DARPA's ARM program--that's Autonomous Robotic Manipulation--probably isn't comparable to the pit crews you'd see at a F1 race track. However, given the fact that this thing is functioning without any previous pre-programming and is operating based on high-level commands like, "Screw in that bolt", it's actually really impressive to see how excellent these low-cost robotic arms are at slowly performing automotive chores.
The idea behind ARM is to develop software, hardware, and sensors capable of semi-autonomously grasping and manipulating objects in non-laboratory environments. Essentially, it's supposed to make robots that can search bags, defuse explosives, and rule the world without first being given a step-by-step instruction manual.
Why are we doing this, again?
According to its YouTube video description, DARPA has succeeded in getting the ARM robot to manipulate objects with one arm and one hand. Currently, DARPA researchers are working on perfecting two-handed object manipulation, something they're well on their way towards accomplishing if this demonstration is any indication of things.

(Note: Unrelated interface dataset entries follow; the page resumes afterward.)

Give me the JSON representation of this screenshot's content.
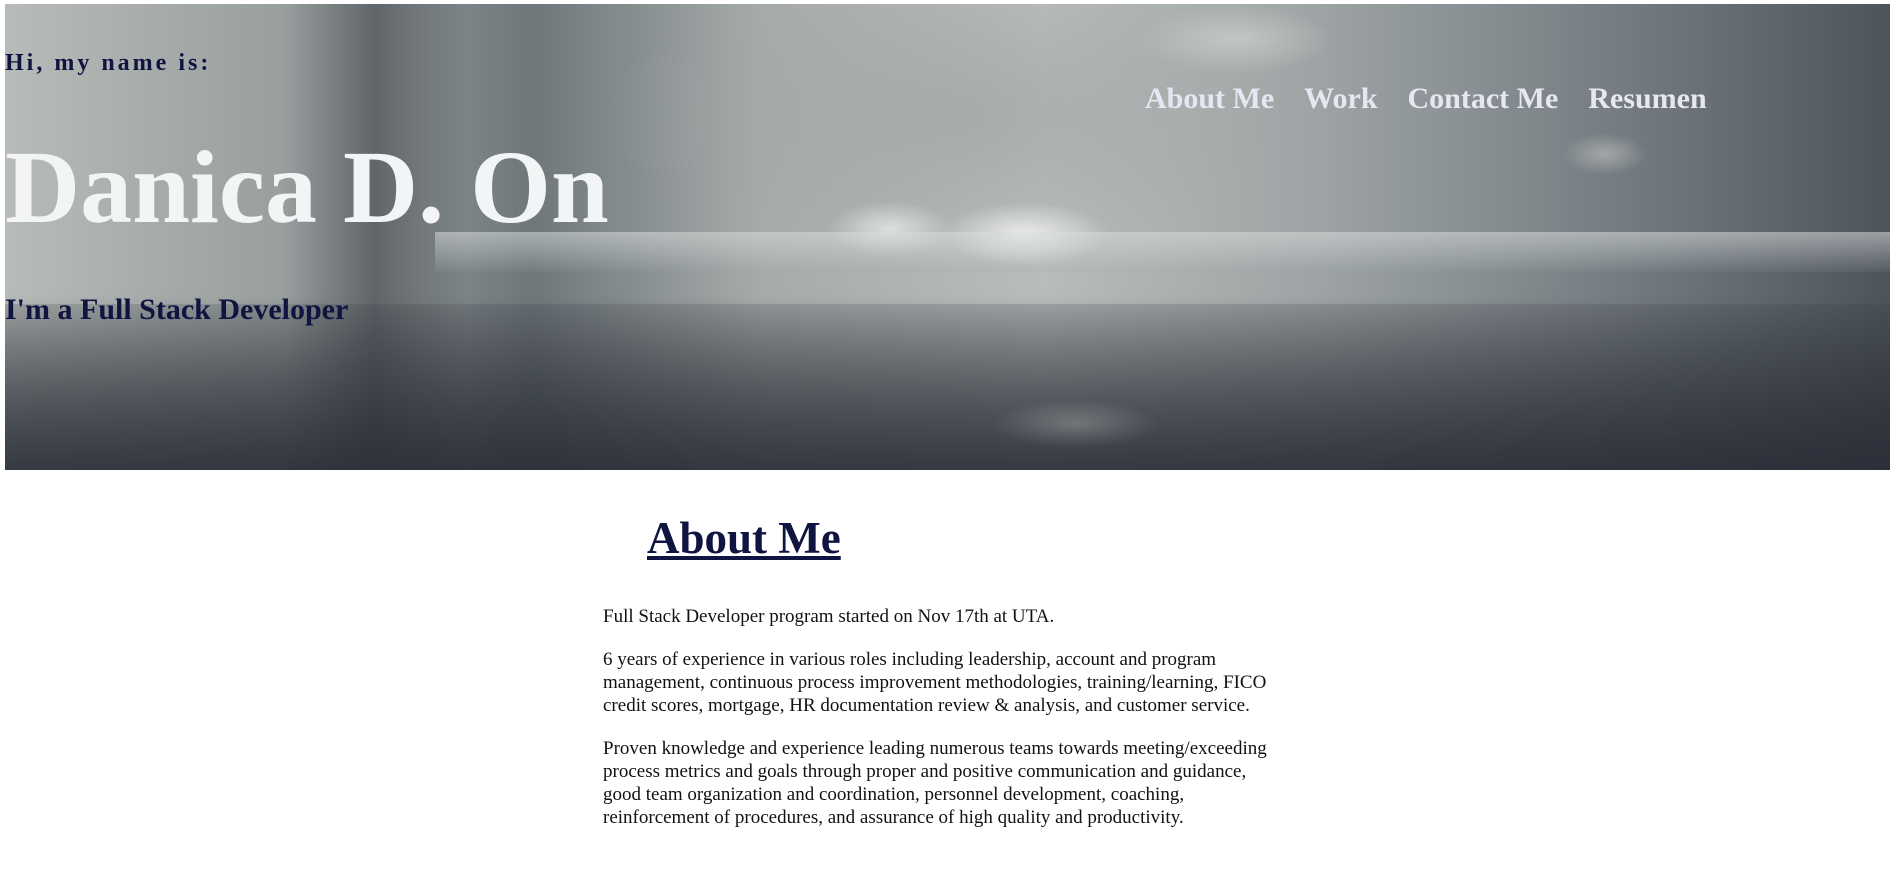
{
  "hero": {
    "greeting": "Hi, my name is:",
    "name": "Danica D. On",
    "tagline": "I'm a Full Stack Developer",
    "background": "blurred-office-photo"
  },
  "nav": {
    "items": [
      {
        "label": "About Me"
      },
      {
        "label": "Work"
      },
      {
        "label": "Contact Me"
      },
      {
        "label": "Resumen"
      }
    ]
  },
  "about": {
    "title": "About Me",
    "paragraphs": [
      "Full Stack Developer program started on Nov 17th at UTA.",
      "6 years of experience in various roles including leadership, account and program management, continuous process improvement methodologies, training/learning, FICO credit scores, mortgage, HR documentation review & analysis, and customer service.",
      "Proven knowledge and experience leading numerous teams towards meeting/exceeding process metrics and goals through proper and positive communication and guidance, good team organization and coordination, personnel development, coaching, reinforcement of procedures, and assurance of high quality and productivity."
    ]
  },
  "colors": {
    "heading_navy": "#0f1440",
    "name_white": "#f3f4f6",
    "nav_text": "#e6e7f2",
    "body_text": "#111111"
  }
}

This story, "DARPA robot performs ridiculously slow pitstop, won't replace pit crews yet" was originally published by TechHive.